On Aug. 5, 2020, at their meeting in Arlington, Va., the Atlantic States Marine Fisheries Commission demonstrated bold, decisive leadership in implementing ecological reference points to manage Atlantic menhaden. ERPs are numeric benchmarks used by managers to promote not only the sustainable harvest of menhaden but also broader ecosystem needs, such as supporting key predators.
The recommended catches of menhaden are necessarily lower under ERPs than they would have been without them. With more than 100 years of fishery science experience among us, we believe the commission’s decision represents a sea change in how we manage marine fishes. Although not on restaurant menus, nor a target of anglers, menhaden support important fisheries that use them as bait for lobster and crab; as fish meal to feed salmon, poultry, and other livestock; and in the production of omega-3 fish oil supplements. But menhaden is a key forage species, important in the diets of high-profile fishes that we do eat (and love to catch), for example, bluefin tuna, striped bass, and bluefish.
Given that these predators and other prized fish are in decline along the U.S. Atlantic coast, the decision to balance the needs of commercial menhaden fishing with fisheries that target their predators — and the larger ocean ecosystem — comes at a critical time. The commission’s progressive action was made possible by substantial and ongoing federal, state and academic scientific investments into the creation of ecosystem models, including one that we spearheaded.

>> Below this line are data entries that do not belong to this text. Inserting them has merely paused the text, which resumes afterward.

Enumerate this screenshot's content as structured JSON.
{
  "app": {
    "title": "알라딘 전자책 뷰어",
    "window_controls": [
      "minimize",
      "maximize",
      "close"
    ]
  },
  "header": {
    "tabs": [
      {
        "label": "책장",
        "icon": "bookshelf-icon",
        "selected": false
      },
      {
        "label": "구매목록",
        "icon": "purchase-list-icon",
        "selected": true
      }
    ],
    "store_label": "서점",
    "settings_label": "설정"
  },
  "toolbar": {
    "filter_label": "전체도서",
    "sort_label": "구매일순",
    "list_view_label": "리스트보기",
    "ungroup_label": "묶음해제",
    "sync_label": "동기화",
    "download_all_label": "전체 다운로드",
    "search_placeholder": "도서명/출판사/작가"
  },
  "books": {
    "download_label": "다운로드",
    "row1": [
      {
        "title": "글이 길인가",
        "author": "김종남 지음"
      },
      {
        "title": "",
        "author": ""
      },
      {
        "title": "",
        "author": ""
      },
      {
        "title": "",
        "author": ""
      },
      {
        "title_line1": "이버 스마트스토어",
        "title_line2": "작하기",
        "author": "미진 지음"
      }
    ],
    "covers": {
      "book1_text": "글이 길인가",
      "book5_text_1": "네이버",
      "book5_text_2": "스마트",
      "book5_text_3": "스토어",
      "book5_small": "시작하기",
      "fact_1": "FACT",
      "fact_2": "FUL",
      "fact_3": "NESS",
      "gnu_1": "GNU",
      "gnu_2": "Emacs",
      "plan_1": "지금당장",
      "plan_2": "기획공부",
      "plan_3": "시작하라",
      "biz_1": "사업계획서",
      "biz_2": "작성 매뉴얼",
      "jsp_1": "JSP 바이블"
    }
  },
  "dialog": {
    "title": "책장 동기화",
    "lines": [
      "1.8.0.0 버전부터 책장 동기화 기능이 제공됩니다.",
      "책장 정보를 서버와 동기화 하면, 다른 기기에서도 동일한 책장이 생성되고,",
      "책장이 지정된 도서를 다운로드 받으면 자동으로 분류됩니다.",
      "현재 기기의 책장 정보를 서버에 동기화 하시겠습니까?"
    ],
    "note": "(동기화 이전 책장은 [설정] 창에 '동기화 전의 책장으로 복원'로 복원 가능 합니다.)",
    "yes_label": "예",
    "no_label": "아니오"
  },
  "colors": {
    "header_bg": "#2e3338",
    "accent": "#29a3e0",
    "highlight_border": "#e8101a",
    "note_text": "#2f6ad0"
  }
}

These state-of-the-art models, built specifically for our region of the Atlantic Ocean, forecast how different levels of menhaden fishing might affect not only menhaden harvests but also the abundance of key predator species, particularly striped bass.
By shifting from a traditional approach that considers one single species at a time to an ecosystem approach that accounts for Atlantic menhaden and its predators, the commission demonstrated its commitment to sustaining the nation’s marine resources. The action will benefit commercial and recreational fisheries and other coastal businesses while providing adequate forage to support resilient, productive ecosystems.
The commission demonstrated that ecosystem-based fisheries management can be implemented. The decades-long dialogue on menhaden among fishery managers, scientists, industry, and the public created a spirit of trust and understanding about their roles and responsibilities.
The adoption of menhaden ecological reference points resulted from a transparent and balanced approach that was informed by science and consistent investments in objective, peer-reviewed research. This bold step forward serves as a prime example of ecosystem-based management for other fisheries to strategically plan and implement.
Thomas Miller, University of Maryland, Solomons
Andre Buchheister, Humboldt State University, Arcata, Calif.
Edward Houde University of Maryland, Solomons
David Chagaris, University of Florida, Cedar Key